"The breeding industry is mostly concerned with tracking animals descended from clones," he says. Clones are genetic copies of other animals, but don't necessarily have foreign DNA inserted. But most GM mammals, Hanson points out, are clones. "Once you get it right," he says, "you clone it."
On September 19, the day after the FDA's "Draft Guidance on the Regulation of Genetically Modified Animals" was released, the USDA announced a call for public comment on the need to regulate the movement of GM animals to ensure they don't mix with wild animals or other livestock.
For producers and consumers alike, the onslaught of new biotech developments and the rapidly expanding world of associated potential consequences presents a near-overwhelming amount of information to digest.
But if ever there was an important time to comment on food and food safety, says Hanson, "this is it."
4.Genetically Engineered Salmon May Soon Hit Stores
CBS (USA), 30 October 2008.
Boston -- Genetically engineered food: It's either a great scientific leap forward, or a potentially dangerous experiment. And for the first time, the door is open to the possibility of genetically engineered meat and fish on grocery shelves.
The idea is hotly debated. One of the first companies trying to bring this new food to the market is Aqua Bounty Technologies, which has created genetically engineered salmon.
"It looks like a salmon, it acts like a salmon," said Aqua Bounty CEO Ron Stotish. "All attributes of the fish are the same as normal Atlantic salmon."
But there's one big difference. The Aqua Bounty salmon grow really fast.
"We can get from fish egg to a 3 to 4 kilo salmon in a little over a year. Now by comparison, the normal Atlantic salmon would take 4 or 5 years to reach that size," said Stotish.
Genetic engineering is a process where genes are manipulated to give new characteristics to, in this case, fish or animals.
For example, cattle that can resist mad cow disease, or chickens that lay eggs that are healthier for your heart.
To get their salmon to grow so fast, Aqua Bounty has added a gene.
"What we've done is overcome a barrier that's evolved in the salmon over centuries," said the company's CEO. And that gives some people the creeps.
Several people CBS spoke with in a local supermarket were hesitant about the possibility of buying genetically engineered meat or fish. But for the first time, the Food and Drug Administration is taking proposals from Aqua Bounty and other companies that could lead to the commercialization of these new food products.
Scientists working on genetically engineered food say it's safe, but the Union of Concerned Scientists says, not so fast.
"We have to look very carefully at what the risks and the benefits are," said Doug Gurian Sherman, who studies the issue for the Union of Concerned Scientists in Washington, DC. "At this point, I think the FDA seems to be putting the cart before the horse."
There are 3 main concerns: The potential impact on people's health, possible environmental damage if the engineered animals get into the wild, breed and become dominant, and no requirement to label the food as "genetically engineered."
"We don't have a very good handle on how to assess the risks.
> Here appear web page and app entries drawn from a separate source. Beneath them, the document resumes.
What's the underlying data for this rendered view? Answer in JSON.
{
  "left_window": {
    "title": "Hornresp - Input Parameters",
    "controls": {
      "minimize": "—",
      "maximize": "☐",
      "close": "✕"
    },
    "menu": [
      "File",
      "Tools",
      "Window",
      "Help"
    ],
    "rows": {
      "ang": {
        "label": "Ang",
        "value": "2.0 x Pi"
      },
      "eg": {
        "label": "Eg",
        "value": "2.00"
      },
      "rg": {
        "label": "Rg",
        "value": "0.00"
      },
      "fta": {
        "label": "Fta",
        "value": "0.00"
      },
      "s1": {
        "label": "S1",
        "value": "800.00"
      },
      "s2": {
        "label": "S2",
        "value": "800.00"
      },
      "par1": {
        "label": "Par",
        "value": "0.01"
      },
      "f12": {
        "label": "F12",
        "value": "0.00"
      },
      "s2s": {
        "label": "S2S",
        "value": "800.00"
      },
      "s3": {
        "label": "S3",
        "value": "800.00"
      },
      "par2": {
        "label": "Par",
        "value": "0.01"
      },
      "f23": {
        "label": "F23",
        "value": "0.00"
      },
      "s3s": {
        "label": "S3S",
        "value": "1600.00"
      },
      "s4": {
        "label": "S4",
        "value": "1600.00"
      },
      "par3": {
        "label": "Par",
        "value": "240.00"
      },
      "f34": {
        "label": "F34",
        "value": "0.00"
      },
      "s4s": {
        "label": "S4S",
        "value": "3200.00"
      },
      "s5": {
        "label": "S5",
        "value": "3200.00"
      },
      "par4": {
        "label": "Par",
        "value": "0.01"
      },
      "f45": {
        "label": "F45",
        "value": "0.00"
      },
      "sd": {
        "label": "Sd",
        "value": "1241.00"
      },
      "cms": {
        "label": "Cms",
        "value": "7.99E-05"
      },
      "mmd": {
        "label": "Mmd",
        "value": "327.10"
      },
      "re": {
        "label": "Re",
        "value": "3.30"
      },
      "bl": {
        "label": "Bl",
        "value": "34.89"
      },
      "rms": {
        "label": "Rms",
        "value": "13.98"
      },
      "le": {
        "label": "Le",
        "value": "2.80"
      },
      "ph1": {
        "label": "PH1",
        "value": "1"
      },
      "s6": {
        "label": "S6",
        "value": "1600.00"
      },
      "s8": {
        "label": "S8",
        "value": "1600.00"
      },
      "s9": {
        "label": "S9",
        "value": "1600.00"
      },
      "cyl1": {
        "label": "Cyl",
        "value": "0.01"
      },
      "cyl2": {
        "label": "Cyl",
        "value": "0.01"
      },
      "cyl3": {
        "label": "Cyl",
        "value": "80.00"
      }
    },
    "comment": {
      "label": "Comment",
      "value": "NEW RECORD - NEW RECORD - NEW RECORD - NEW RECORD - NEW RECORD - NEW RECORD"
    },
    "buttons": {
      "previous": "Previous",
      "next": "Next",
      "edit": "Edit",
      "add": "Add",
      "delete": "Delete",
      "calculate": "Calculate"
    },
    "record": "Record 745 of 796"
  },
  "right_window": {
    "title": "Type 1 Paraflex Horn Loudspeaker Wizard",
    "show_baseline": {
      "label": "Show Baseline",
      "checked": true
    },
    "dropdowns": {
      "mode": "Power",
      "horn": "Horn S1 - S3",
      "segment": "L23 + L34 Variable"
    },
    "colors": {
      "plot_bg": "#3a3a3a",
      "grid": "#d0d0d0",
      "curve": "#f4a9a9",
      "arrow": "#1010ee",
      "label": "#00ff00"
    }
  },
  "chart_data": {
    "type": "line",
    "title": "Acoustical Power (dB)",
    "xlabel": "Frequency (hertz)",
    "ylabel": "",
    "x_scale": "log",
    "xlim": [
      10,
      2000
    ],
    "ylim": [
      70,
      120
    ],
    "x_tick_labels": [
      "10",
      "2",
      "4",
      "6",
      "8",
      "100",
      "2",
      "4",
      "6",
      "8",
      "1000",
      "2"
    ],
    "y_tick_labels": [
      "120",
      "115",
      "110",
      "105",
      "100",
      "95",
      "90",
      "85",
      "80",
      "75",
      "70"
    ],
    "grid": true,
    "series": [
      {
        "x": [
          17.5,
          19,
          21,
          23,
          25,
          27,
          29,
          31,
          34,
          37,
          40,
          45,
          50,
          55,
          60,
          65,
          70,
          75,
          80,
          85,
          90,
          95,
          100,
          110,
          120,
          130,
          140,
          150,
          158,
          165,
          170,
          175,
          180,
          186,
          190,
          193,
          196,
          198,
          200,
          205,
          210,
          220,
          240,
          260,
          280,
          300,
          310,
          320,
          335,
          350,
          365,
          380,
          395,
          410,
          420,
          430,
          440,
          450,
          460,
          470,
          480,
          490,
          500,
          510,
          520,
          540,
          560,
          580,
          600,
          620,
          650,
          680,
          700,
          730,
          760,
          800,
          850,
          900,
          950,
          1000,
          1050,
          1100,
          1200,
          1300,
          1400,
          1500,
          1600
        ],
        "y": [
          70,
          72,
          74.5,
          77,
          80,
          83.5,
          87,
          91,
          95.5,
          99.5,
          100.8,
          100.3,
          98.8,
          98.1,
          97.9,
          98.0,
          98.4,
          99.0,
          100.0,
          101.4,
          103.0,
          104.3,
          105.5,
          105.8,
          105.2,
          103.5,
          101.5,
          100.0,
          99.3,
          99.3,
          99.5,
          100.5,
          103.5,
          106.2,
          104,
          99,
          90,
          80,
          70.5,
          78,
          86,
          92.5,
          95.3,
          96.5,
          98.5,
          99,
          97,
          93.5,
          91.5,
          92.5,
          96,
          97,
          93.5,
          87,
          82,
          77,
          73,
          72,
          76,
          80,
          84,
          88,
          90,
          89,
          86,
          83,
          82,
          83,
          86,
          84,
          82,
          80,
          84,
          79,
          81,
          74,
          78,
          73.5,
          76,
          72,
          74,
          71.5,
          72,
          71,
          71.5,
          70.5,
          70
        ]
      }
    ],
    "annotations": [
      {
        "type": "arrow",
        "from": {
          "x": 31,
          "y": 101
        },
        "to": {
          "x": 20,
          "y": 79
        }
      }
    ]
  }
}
And until we do, we really should take a really deep breathe, and not go forward with this," said the Union of Concerned Scientists' Doug Gurian Sherman.
But Aqua Bounty's Ron Stotish counters, "It's people's right not to buy our products. It's people's right to hold whatever opinions they choose. It's not their right to prevent the acceptance of new technology that may be very helpful to society, in the interests of their personal concerns."
Other companies are watching to see if the salmon are approved for market, and if they are, expect to see a number of other proposals begin to move forward.
In the case of these salmon, they are also being engineered to be sterile, so if any escaped into the wild, they would not be able to breed."